Anorexia isn’t just about body image, dieting, or food. It’s usually tied to deeper issues like depression, family pressures, emotional trauma or stress. People often develop eating disorders like anorexia because they feel like they lack control over their lives. Controlling their calorie intake and weight it is a way to feel in control again.

Sometimes people develop anorexia because in order to avoid facing and resolving difficult feelings or memories. Obsessing about food, weight, and dieting helps distract people from their problems. These problems must be addressed and resolved as part of the person’s anorexia treatment.

Don’t Try to Fix the Anorexic Person

When someone needs or is going through anorexia treatment, it can be tempting to offer your advice or perspective on the situation. Remember, you don’t understand what he or she is going through. Leave the fixing to the professionals. It’s up to your loved one to do the work they need to do to make anorexia treatment a success.

Be a Healthy Eating Role Model

Instead of acting like it’s your job to force-feed the person in anorexia treatment every calorie that they need, model healthy eating and appropriate exercising yourself. Promote the development of healthy body image by refraining from saying nasty things about your own body, their body or anyone’s body.

Be Nice

Don’t try to manipulate or strong-arm the person in anorexia treatment with threats, put-downs, angry outbursts or scare tactics. A person suffering from anorexia has already been through extreme emotional pain and being negative will only increase the person’s suffering.
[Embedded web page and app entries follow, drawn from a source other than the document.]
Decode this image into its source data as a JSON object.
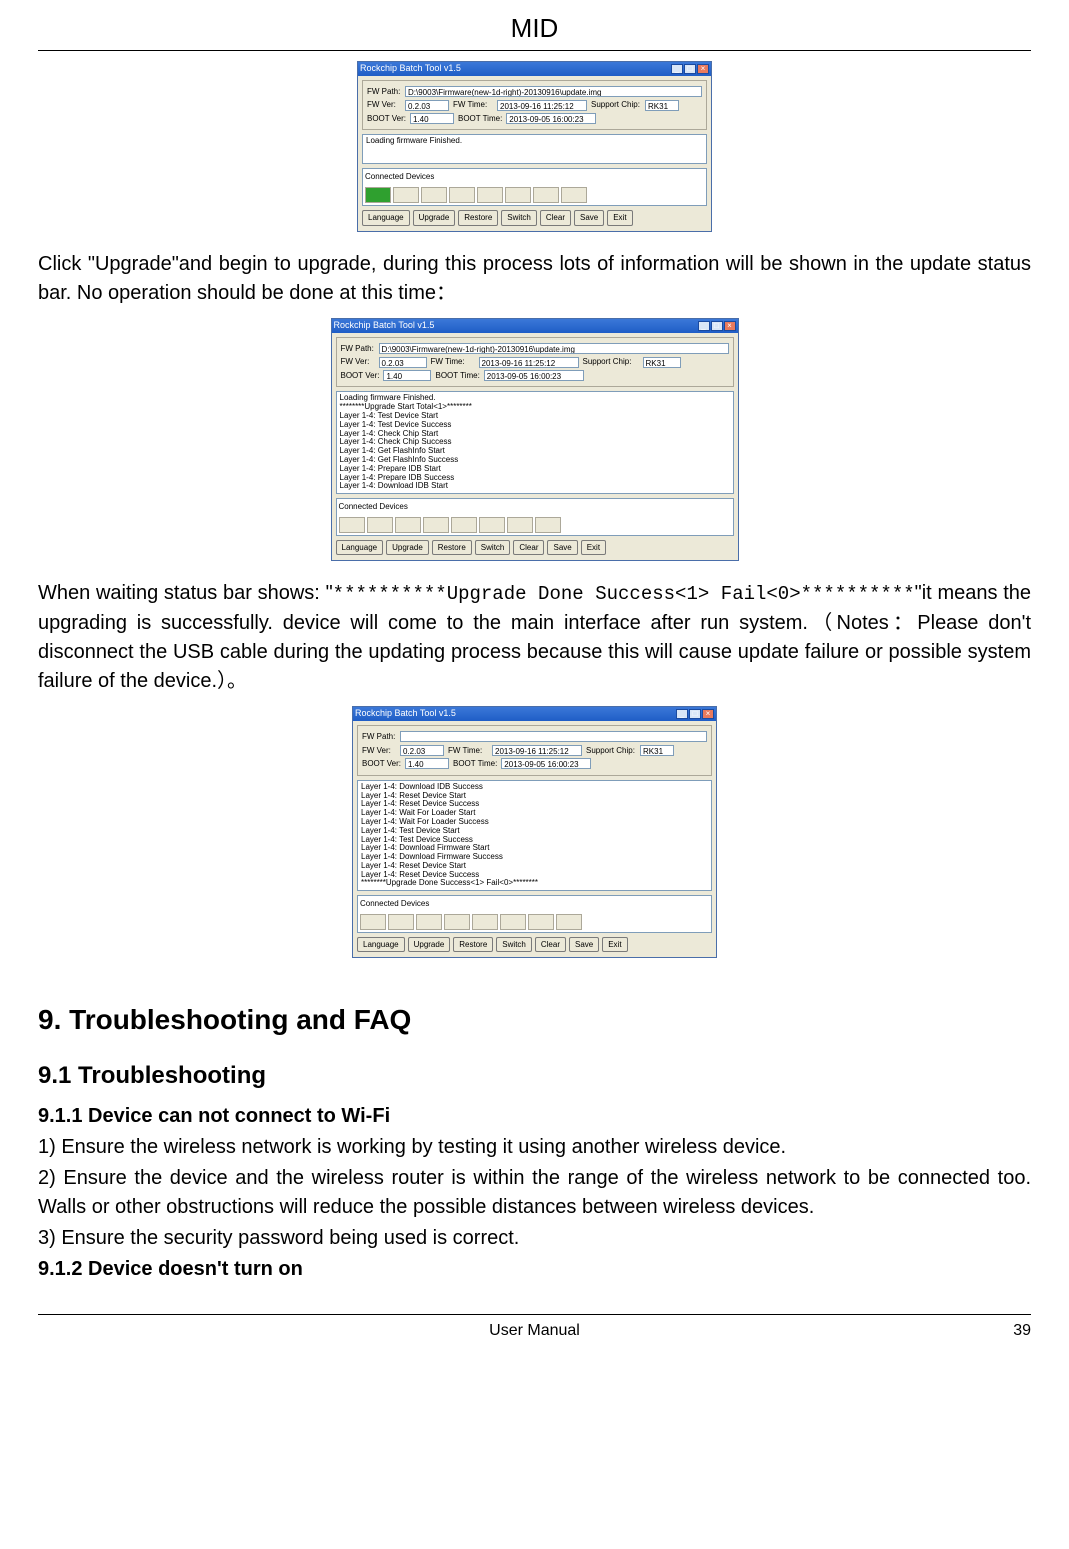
{
  "page_header": "MID",
  "footer_center": "User Manual",
  "footer_page": "39",
  "para1": "Click \"Upgrade\"and begin to upgrade, during this process lots of information will be shown in the update status bar. No operation should be done at this time：",
  "para2_pre": "When waiting status bar shows: \"",
  "para2_status": "**********Upgrade Done Success<1> Fail<0>**********",
  "para2_post": "\"it means the upgrading is successfully. device will come to the main interface after run system.（Notes：Please don't disconnect the USB cable during the updating process because this will cause update failure or possible system failure of the device.）。",
  "h1": "9. Troubleshooting and FAQ",
  "h2": "9.1 Troubleshooting",
  "s911_title": "9.1.1 Device can not connect to Wi-Fi",
  "s911_1": "1) Ensure the wireless network is working by testing it using another wireless device.",
  "s911_2": "2) Ensure the device and the wireless router is within the range of the wireless network to be connected too. Walls or other obstructions will reduce the possible distances between wireless devices.",
  "s911_3": "3) Ensure the security password being used is correct.",
  "s912_title": "9.1.2 Device doesn't turn on",
  "screenshot_common": {
    "title": "Rockchip Batch Tool v1.5",
    "labels": {
      "fw_path": "FW Path:",
      "fw_ver": "FW Ver:",
      "boot_ver": "BOOT Ver:",
      "fw_time": "FW Time:",
      "boot_time": "BOOT Time:",
      "support_chip": "Support Chip:",
      "conn_section": "Connected Devices"
    },
    "values": {
      "fw_ver": "0.2.03",
      "boot_ver": "1.40",
      "fw_time": "2013-09-16 11:25:12",
      "boot_time": "2013-09-05 16:00:23",
      "support_chip": "RK31",
      "fw_path_long": "D:\\9003\\Firmware(new-1d-right)-20130916\\update.img"
    },
    "buttons": [
      "Language",
      "Upgrade",
      "Restore",
      "Switch",
      "Clear",
      "Save",
      "Exit"
    ]
  },
  "screenshot1": {
    "status_text": "Loading firmware Finished."
  },
  "screenshot2": {
    "status_lines": [
      "Loading firmware Finished.",
      "********Upgrade Start Total<1>********",
      "Layer 1-4: Test Device Start",
      "Layer 1-4: Test Device Success",
      "Layer 1-4: Check Chip Start",
      "Layer 1-4: Check Chip Success",
      "Layer 1-4: Get FlashInfo Start",
      "Layer 1-4: Get FlashInfo Success",
      "Layer 1-4: Prepare IDB Start",
      "Layer 1-4: Prepare IDB Success",
      "Layer 1-4: Download IDB Start"
    ]
  },
  "screenshot3": {
    "status_lines": [
      "Layer 1-4: Download IDB Success",
      "Layer 1-4: Reset Device Start",
      "Layer 1-4: Reset Device Success",
      "Layer 1-4: Wait For Loader Start",
      "Layer 1-4: Wait For Loader Success",
      "Layer 1-4: Test Device Start",
      "Layer 1-4: Test Device Success",
      "Layer 1-4: Download Firmware Start",
      "Layer 1-4: Download Firmware Success",
      "Layer 1-4: Reset Device Start",
      "Layer 1-4: Reset Device Success",
      "********Upgrade Done Success<1> Fail<0>********"
    ]
  }
}
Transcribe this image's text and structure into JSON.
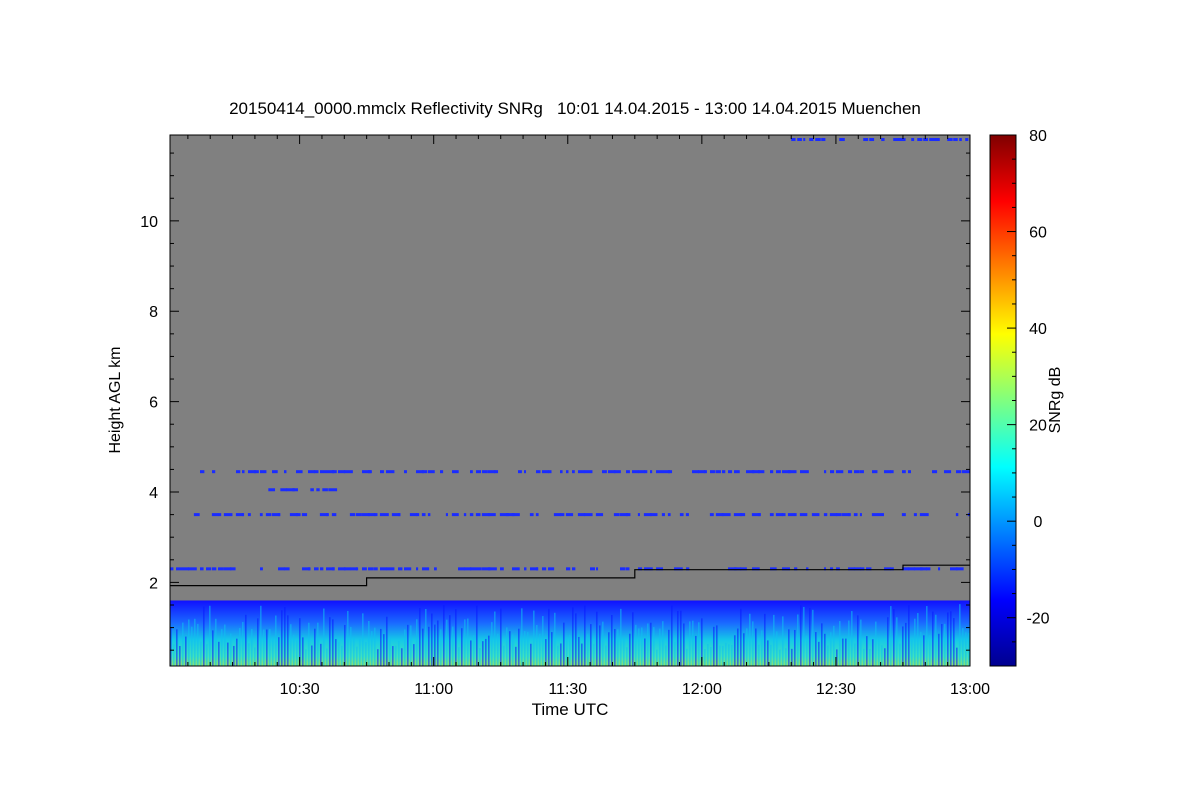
{
  "chart_data": {
    "type": "heatmap",
    "title": "20150414_0000.mmclx Reflectivity SNRg   10:01 14.04.2015 - 13:00 14.04.2015 Muenchen",
    "xlabel": "Time UTC",
    "ylabel": "Height AGL km",
    "colorbar_label": "SNRg dB",
    "xlim": [
      "10:01",
      "13:00"
    ],
    "x_ticks": [
      "10:30",
      "11:00",
      "11:30",
      "12:00",
      "12:30",
      "13:00"
    ],
    "ylim": [
      0.15,
      11.9
    ],
    "y_ticks": [
      2,
      4,
      6,
      8,
      10
    ],
    "colorbar_range": [
      -30,
      80
    ],
    "colorbar_ticks": [
      -20,
      0,
      20,
      40,
      60,
      80
    ],
    "colormap": "jet",
    "background_color": "#808080",
    "boundary_layer_line": {
      "color": "#000000",
      "time": [
        "10:01",
        "10:45",
        "10:45",
        "11:45",
        "11:45",
        "12:45",
        "12:45",
        "13:00"
      ],
      "height_km": [
        1.93,
        1.93,
        2.1,
        2.1,
        2.28,
        2.28,
        2.38,
        2.38
      ]
    },
    "echo_layers": [
      {
        "description": "near-surface echo",
        "time_start": "10:01",
        "time_end": "13:00",
        "height_bottom_km": 0.15,
        "height_top_km": 1.6,
        "snr_db_range": [
          -25,
          25
        ]
      },
      {
        "height_km": 4.45,
        "time_start": "10:01",
        "time_end": "13:00",
        "snr_db": -20
      },
      {
        "height_km": 4.05,
        "time_start": "10:23",
        "time_end": "10:37",
        "snr_db": -17
      },
      {
        "height_km": 3.5,
        "time_start": "10:05",
        "time_end": "13:00",
        "snr_db": -22
      },
      {
        "height_km": 2.3,
        "time_start": "10:01",
        "time_end": "13:00",
        "snr_db": -18
      },
      {
        "height_km": 11.8,
        "time_start": "12:20",
        "time_end": "13:00",
        "snr_db": -22
      }
    ]
  }
}
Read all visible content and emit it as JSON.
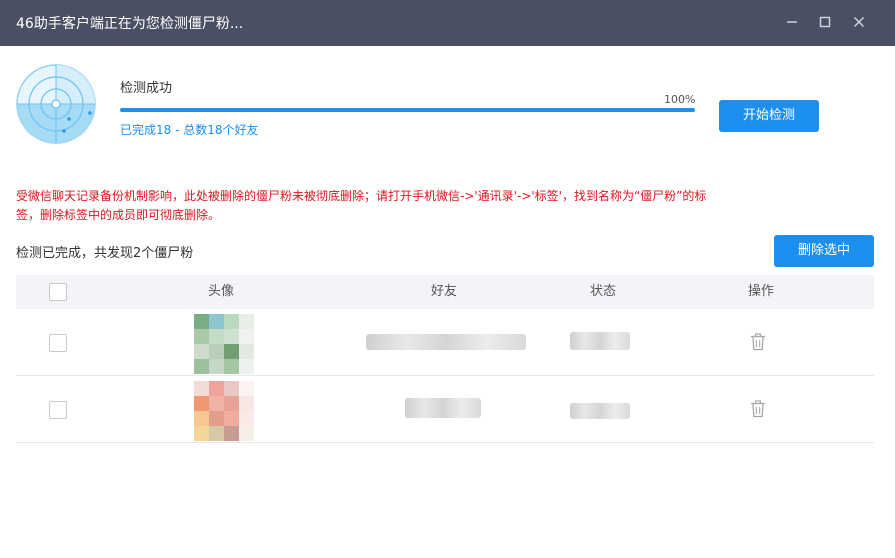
{
  "window": {
    "title": "46助手客户端正在为您检测僵尸粉...",
    "controls": [
      "minimize-icon",
      "maximize-icon",
      "close-icon"
    ]
  },
  "scan": {
    "status": "检测成功",
    "progress_percent": 100,
    "progress_text": "100%",
    "detail": "已完成18 - 总数18个好友",
    "start_button": "开始检测"
  },
  "warning": "受微信聊天记录备份机制影响，此处被删除的僵尸粉未被彻底删除；请打开手机微信->'通讯录'->'标签'，找到名称为“僵尸粉”的标签，删除标签中的成员即可彻底删除。",
  "result": {
    "summary": "检测已完成，共发现2个僵尸粉",
    "delete_button": "删除选中"
  },
  "table": {
    "headers": {
      "avatar": "头像",
      "friend": "好友",
      "status": "状态",
      "action": "操作"
    },
    "rows": [
      {
        "checked": false,
        "avatar_colors": [
          "#7aad84",
          "#8ec6cf",
          "#bcd9c0",
          "#e6eee6",
          "#a9c9a9",
          "#c4dcc3",
          "#cfe2cf",
          "#f1f1f1",
          "#cfdccd",
          "#b9cdb8",
          "#6f9f73",
          "#e2e8e2",
          "#9dc09c",
          "#c5d7c4",
          "#a5c6a3",
          "#eef2ee"
        ],
        "action_icon": "trash-icon"
      },
      {
        "checked": false,
        "avatar_colors": [
          "#f2dcd8",
          "#f0a39c",
          "#e9c7c2",
          "#fbf2f1",
          "#f09774",
          "#f0b1a7",
          "#e8a396",
          "#f7e6e3",
          "#f5c794",
          "#e39e8b",
          "#f0ad9d",
          "#fae9e6",
          "#f3d598",
          "#d8c9a6",
          "#c79b91",
          "#f6efe8"
        ],
        "action_icon": "trash-icon"
      }
    ]
  },
  "colors": {
    "accent": "#1d8fef",
    "titlebar": "#4a4f63",
    "warning": "#e0141e"
  }
}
At the Delray Model, we specialize in compassionate, effective anorexia treatment. Call us now at 1-888-415-0708 to learn more.